**Instructions to follow**
Read the data below line by line and copy each one with "idea" in it.

----------

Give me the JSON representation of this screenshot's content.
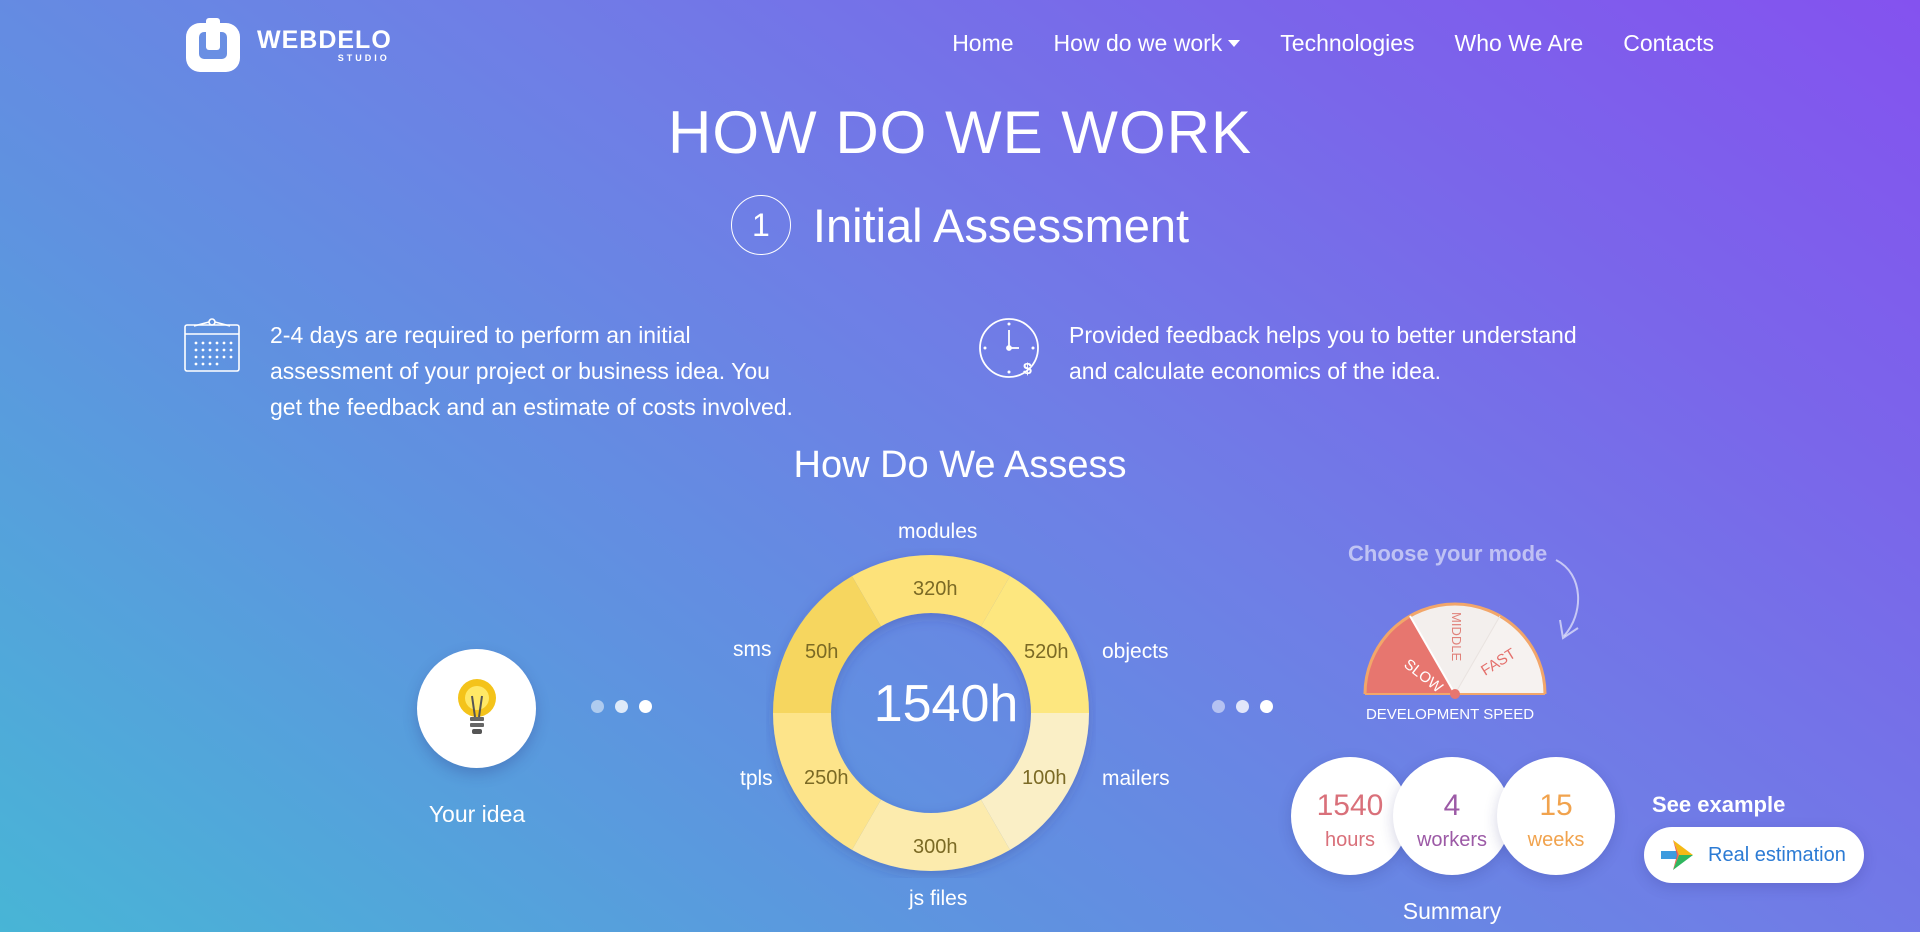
{
  "header": {
    "logo": {
      "name": "WEBDELO",
      "sub": "STUDIO"
    },
    "nav": [
      {
        "label": "Home"
      },
      {
        "label": "How do we work",
        "has_dropdown": true
      },
      {
        "label": "Technologies"
      },
      {
        "label": "Who We Are"
      },
      {
        "label": "Contacts"
      }
    ]
  },
  "page": {
    "title": "HOW DO WE WORK",
    "step_number": "1",
    "step_title": "Initial Assessment"
  },
  "info": {
    "left_lines": [
      "2-4 days are required to perform an initial",
      "assessment of your project or business idea. You",
      "get the feedback and an estimate of costs involved."
    ],
    "right_lines": [
      "Provided feedback helps you to better understand",
      "and calculate economics of the idea."
    ]
  },
  "assess": {
    "title": "How Do We Assess",
    "idea_label": "Your idea",
    "donut": {
      "total": "1540h",
      "segments": [
        {
          "name": "modules",
          "hours": "320h",
          "color": "#fde27a"
        },
        {
          "name": "objects",
          "hours": "520h",
          "color": "#fde77f"
        },
        {
          "name": "mailers",
          "hours": "100h",
          "color": "#faefc6"
        },
        {
          "name": "js files",
          "hours": "300h",
          "color": "#fcebad"
        },
        {
          "name": "tpls",
          "hours": "250h",
          "color": "#fde48a"
        },
        {
          "name": "sms",
          "hours": "50h",
          "color": "#f6d65e"
        }
      ]
    },
    "mode": {
      "choose_label": "Choose your mode",
      "caption": "DEVELOPMENT SPEED",
      "options": [
        "SLOW",
        "MIDDLE",
        "FAST"
      ],
      "active": "SLOW"
    },
    "summary": {
      "label": "Summary",
      "items": [
        {
          "value": "1540",
          "unit": "hours",
          "color": "#d9707a"
        },
        {
          "value": "4",
          "unit": "workers",
          "color": "#9c5aa6"
        },
        {
          "value": "15",
          "unit": "weeks",
          "color": "#f1a34e"
        }
      ]
    },
    "example": {
      "title": "See example",
      "button_label": "Real estimation"
    }
  }
}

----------

**Output of the task**
      "assessment of your project or business idea. You",
      "and calculate economics of the idea."
    "idea_label": "Your idea",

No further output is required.